This game provides more Puzzle & Dragons than you'll ever need in your life.
I’ve never played Puzzle & Dragons because it’s a free-to-play mobile game and I don’t care for that style of game. Thankfully, Puzzle & Dragons Z + Super Mario Bros. Edition brings you all the Puzzle & Dragons action you could possibly want minus the obnoxious energy bars and life crystals that previously stopped you from enjoying the game for more than 10 minutes at a time.
The base gameplay reminds me a bit of Puzzle Quest, but more involved. You construct a “team” of characters who each have elemental associations and special attacks. Each gem type on a Puzzle & Dragons board represents an element. So, for example, Goombas are wood types. Matching three or more green gems allows your Goombas to attack. They will not attack if you match three or more fire flowers, because Red Koopas are fire types—so they’ll attack instead. See how this goes? There are five elemental gems (wood, fire, water, light, dark) and an extra heart gem. Matching heart gems gives you an HP boost. Wood beats water beats fire, and dark/light are both opposed to each other. It’s important to bring the right team to each stage, and you are told what kinds of enemies—and gems—are found in the stage so that you can edit your team appropriately.
There’s a bit more to it than that—you can create up to six teams, edit them before every stage, evolve them based on pickups you’ve obtained, and level-up individual character’s skills—but for the most part, what I’ve described is how you’ll be playing.
You do this in both Puzzle & Dragons Z and Super Mario Bros. Edition (or Puzzle & Koopas, as I’ve been calling it). They might use slightly different terminology, but battling is the same in both. The difference is that Puzzle & Dragons Z is an intolerably slow story-based RPG whereas the Mario Bros. edition is exactly as straightforward and no-nonsense as the New Super Mario Bros. games tend to be. Puzzle & Dragons Z comes with an overworld, quests, character portraits, etc.
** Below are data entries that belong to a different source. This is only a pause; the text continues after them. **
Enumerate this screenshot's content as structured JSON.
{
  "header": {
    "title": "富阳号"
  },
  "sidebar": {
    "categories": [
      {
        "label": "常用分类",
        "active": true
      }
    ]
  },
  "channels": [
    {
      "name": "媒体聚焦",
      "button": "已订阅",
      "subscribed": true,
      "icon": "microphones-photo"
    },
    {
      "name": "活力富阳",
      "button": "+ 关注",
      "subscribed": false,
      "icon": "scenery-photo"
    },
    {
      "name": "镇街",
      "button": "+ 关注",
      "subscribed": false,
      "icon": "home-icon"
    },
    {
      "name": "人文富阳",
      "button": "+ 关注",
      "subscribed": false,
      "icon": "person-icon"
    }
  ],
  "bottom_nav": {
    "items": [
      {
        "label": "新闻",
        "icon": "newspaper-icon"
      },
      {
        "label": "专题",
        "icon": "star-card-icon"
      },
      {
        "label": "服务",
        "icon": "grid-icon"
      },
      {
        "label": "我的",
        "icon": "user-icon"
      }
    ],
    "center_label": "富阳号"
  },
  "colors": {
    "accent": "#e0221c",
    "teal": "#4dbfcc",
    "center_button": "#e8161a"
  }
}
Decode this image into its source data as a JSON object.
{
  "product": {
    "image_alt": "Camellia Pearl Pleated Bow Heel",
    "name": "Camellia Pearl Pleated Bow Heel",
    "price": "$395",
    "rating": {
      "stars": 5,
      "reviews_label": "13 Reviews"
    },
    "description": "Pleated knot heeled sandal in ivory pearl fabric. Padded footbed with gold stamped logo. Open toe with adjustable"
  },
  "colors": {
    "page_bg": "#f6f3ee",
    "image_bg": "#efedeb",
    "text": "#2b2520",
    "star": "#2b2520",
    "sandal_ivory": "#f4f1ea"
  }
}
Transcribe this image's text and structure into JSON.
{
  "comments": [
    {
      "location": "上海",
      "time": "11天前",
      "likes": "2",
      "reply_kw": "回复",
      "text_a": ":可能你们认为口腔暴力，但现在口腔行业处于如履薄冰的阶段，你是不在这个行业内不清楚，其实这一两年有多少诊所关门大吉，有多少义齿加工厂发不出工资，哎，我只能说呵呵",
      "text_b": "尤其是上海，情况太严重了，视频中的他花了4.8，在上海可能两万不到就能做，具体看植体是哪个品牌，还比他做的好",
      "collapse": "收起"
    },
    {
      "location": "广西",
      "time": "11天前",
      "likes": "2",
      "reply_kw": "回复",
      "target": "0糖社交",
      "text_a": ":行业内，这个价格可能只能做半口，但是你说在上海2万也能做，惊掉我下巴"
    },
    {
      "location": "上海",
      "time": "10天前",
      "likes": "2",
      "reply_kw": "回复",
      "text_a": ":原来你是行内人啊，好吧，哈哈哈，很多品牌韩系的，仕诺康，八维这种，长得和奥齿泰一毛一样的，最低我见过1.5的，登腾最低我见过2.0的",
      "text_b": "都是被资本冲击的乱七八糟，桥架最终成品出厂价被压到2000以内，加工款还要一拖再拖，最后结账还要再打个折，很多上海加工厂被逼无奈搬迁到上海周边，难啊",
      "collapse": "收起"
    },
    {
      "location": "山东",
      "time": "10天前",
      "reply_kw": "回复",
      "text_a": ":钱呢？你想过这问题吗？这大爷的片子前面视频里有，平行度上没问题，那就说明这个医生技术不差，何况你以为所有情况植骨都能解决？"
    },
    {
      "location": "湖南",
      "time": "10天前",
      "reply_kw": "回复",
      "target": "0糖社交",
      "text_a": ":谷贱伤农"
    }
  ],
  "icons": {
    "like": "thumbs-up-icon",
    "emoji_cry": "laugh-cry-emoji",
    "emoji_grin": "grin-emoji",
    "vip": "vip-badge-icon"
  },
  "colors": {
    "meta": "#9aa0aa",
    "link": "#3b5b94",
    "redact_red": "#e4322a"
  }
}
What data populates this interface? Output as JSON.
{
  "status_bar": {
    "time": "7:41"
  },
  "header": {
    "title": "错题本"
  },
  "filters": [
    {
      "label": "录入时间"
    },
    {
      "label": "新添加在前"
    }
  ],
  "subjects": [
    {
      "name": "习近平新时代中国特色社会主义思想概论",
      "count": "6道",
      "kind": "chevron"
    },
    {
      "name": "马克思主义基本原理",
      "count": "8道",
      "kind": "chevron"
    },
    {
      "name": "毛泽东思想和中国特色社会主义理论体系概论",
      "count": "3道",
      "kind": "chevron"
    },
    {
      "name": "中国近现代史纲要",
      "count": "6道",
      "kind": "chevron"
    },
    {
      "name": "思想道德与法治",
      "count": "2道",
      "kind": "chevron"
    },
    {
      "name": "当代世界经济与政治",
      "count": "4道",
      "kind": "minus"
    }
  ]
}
It slows down the puzzling fun to a crawl for me, though. For my money, the Mario Bros. edition, which eschews all pretense of story, is more to my liking. It's also quite a bit harder, despite being billed as "for beginners."
The package is ultimately enjoyable, but you’re at the mercy of several variables during any given match. First, your party’s special abilities only come online after so many turns (or combos in Z), and while these abilities are fairly wide-reaching in scope, you’ve got to be able to survive long enough to trigger them. You’re also totally dependent on farming items in previous stages to upgrade your characters and abilities. You will not be able to progress very far without grinding in this way, which gets old. Finally, and this is the biggest problem, you have no control over the layout of the board. Sometimes you’ll be faced with a gaggle of Fire enemies but there won’t be any water gems on the board. Too bad. Sometimes you’ll need to clear five light gems to unlock a treasure chest, but there are only two on the board. So sad.
Many characters have gem-changing abilities—change all the water gems to fire gems, or whatever. But, again, you can only use these abilities once every so many turns or combos. You will often need their abilities before they’re ready to activate. This can be frustrating, and it will lead to many losses. You can tinker with your party loadouts and upgrades until the cows come home, but if the board isn’t giving you any good choices, you’re screwed.
I also found myself spending way too much time editing my party between stages. Yes, you can create six distinct parties, but you’ll quickly find that’s not enough and you’ll need to tinker all the time. I found this tedious—I just wanted to get with the gem-matching—and it’s especially frustrating when you spend a ton of time matching your party to the specifics of the stage only to get the shaft in terms of board layout, something you have no control over.
The games look okay. Puzzle & Dragons Z looks like a low-rent DS Pokémon clone in terms of graphics. The different monsters—which you collect and evolve like Pokémon—can be pretty cool looking, but they’re often palette swaps of each other. The Mario Bros. version looks like a New Super Mario Bros. game, but enemies have black outlines and plenty of idle animation. While Puzzle & Dragons Z uses 2D sprites, Super Mario Bros. Edition has 3D character models that look pretty spiffy. I can’t speak too highly of the music or sound effects in either game. For what it’s worth, the Mario music seems ripped right out of New Super Mario Bros.
In the end, Puzzle & Dragons Z + Super Mario Bros. Edition is, in itself, a bit of a puzzle. It’s definitely interesting and a great shake-up of the Puzzle Quest formula, but you’ll spend as much or more time not playing a match-three puzzle as you will playing it, if that makes sense—especially if you’re playing Puzzle & Dragons Z. The game is fun and well made, but I found the RPG aspects overwhelming. Not in an intellectual way, but in a “I’m spending way too much time on this” way. Give the eShop demo a shot, and play on Expert. That’s a pretty good indicator of how you’ll like the final game.